This virtual exhibit highlights both the Western photographers’ role in documenting American Indian life and the photographs themselves. The work of noted Western photographers including George A. Addison, Fort Sill, Oklahoma Territory; W. E. Irwin, Chickasha, Indian Territory; Thomas Houseworth, San Francisco, California; John K. Hillers, the Powell Expedition of 1873; Timothy O’ Sullivan, the Wheeler Survey Expedition of 1874; and others are featured. images created for mass distribution by stereograph manufacturers Underwood & Underwood and Keystone View Company and several postcard publishers are also included.
Exhibition photographs include traditional studio portraits, images that show the material culture of Native American people, portrayals that reinforce white stereotypes, images of traditional Indian lifeways, and photographs that illustrate aspects of Native American history. The ways photographs can sometimes misrepresent American Indian life and experience is also explored. Among the photographic formats in the exhibit are albumen photographs, cabinet card photographs, real photo postcards, and stereographs.
For purposes of this virtual exhibit the photographs are divided according to the categories noted above, but, of course, these are not absolute categories. For example, portrait photographs can show clothing and other material culture and stereotypical depictions may also have authentic aspects.
Studio portrait by noted Fort Sill photographer George A. Addison depicts two young Kiowa women with fringed printed cloth shawls and cradle-boards with traditional beaded decoration. The cradle-board on the right has two cloth dolls and a toy tea set attached to its top.
Studio portrait of a young Kiowa mother, Lissie Woodward, and her son Oliver in a
cradleboard. The cradleboard exhibits traditional geometric Kiowa designs and studs in the support boards, while Lissie’s shawl is of a printed floral design.
Studio portrait shows two Osage women and a young boy who is probably the son of one of the women. All three have identical earrings with bells, both women have silver brooches and the woman on the left has sun ray tattoos on the back of her hands, which is a traditional Osage practice.
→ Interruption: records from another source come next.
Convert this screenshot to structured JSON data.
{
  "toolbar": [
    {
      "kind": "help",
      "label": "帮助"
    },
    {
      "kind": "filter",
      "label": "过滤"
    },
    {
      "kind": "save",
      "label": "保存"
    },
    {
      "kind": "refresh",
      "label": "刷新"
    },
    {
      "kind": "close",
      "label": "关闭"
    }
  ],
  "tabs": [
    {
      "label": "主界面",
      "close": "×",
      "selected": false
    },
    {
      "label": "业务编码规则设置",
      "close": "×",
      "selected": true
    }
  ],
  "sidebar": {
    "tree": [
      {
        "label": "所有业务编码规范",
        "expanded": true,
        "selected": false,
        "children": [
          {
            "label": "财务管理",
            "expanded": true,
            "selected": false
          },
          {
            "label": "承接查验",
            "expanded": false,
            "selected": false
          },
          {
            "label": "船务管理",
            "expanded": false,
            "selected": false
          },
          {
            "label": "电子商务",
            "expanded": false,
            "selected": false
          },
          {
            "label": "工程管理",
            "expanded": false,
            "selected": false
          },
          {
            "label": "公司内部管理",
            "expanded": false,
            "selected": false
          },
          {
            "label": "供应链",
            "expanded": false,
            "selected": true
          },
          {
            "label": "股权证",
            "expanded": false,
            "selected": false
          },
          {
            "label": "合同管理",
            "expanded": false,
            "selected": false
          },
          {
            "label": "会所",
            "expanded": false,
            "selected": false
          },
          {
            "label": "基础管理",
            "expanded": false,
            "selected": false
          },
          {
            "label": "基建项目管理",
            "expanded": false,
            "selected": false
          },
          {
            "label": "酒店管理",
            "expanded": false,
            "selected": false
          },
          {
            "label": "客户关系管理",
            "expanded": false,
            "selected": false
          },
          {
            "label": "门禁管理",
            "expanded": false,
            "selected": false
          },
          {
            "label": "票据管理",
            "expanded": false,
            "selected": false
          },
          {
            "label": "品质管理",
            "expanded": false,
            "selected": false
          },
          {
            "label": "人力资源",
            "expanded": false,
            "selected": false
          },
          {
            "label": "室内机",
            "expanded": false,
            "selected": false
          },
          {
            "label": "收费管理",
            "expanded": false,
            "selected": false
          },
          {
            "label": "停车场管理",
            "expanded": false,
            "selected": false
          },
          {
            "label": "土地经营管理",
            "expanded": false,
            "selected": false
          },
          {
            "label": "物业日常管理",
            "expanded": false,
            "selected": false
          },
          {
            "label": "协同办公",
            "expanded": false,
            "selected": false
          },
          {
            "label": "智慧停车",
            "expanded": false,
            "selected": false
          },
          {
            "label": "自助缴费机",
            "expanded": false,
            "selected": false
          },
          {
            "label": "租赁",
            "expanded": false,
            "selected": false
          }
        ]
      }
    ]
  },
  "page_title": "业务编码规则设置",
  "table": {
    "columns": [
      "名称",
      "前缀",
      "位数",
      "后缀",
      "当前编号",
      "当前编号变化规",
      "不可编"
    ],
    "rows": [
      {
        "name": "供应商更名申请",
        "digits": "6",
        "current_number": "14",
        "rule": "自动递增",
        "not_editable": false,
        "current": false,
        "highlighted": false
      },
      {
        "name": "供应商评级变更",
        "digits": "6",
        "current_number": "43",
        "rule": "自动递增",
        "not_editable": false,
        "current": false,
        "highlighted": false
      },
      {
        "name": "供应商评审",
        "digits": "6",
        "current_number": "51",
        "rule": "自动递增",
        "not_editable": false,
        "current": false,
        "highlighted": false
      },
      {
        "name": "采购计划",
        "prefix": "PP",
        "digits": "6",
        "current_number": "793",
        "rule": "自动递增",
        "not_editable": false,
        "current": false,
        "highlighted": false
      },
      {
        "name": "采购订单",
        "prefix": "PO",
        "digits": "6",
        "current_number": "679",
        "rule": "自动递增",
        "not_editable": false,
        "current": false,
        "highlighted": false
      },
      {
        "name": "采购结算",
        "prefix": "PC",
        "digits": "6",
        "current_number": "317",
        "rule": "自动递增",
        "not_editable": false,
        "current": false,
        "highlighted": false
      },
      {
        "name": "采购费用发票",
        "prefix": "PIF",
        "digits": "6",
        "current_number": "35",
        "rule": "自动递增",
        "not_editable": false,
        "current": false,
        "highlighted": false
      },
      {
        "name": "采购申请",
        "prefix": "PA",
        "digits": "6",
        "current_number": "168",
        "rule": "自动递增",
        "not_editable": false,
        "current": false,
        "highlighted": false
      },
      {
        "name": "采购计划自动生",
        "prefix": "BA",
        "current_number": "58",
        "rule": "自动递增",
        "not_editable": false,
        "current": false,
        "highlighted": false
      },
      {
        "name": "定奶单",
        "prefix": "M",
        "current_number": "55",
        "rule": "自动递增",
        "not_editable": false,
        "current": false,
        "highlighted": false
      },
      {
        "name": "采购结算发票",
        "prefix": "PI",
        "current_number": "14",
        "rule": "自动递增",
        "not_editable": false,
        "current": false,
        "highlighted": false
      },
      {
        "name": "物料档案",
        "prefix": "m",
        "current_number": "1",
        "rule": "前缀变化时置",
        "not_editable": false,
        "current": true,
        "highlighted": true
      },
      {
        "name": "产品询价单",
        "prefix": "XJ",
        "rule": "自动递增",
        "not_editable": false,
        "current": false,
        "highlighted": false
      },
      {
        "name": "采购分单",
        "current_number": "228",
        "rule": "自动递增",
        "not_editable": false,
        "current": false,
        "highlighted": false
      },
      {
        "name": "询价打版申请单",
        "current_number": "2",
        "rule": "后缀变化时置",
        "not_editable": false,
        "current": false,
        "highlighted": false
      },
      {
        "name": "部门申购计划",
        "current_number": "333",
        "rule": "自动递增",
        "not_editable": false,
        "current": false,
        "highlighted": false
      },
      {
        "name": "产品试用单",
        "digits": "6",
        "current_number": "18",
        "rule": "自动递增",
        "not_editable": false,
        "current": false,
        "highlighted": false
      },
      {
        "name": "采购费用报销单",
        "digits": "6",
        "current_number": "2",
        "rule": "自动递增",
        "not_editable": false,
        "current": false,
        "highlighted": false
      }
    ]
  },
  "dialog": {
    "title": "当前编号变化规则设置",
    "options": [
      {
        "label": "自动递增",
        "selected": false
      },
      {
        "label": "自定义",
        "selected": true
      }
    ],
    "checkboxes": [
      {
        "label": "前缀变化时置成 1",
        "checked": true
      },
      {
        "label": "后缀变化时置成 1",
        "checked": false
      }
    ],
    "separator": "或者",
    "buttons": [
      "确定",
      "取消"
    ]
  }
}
Studio portrait of an Osage family with the husband and two wives clothed in traditional Osage dress with striped fabric, beadwork and hat and the young boys dressed in European clothing complete with knickers, belts, and manufactured leather shoes.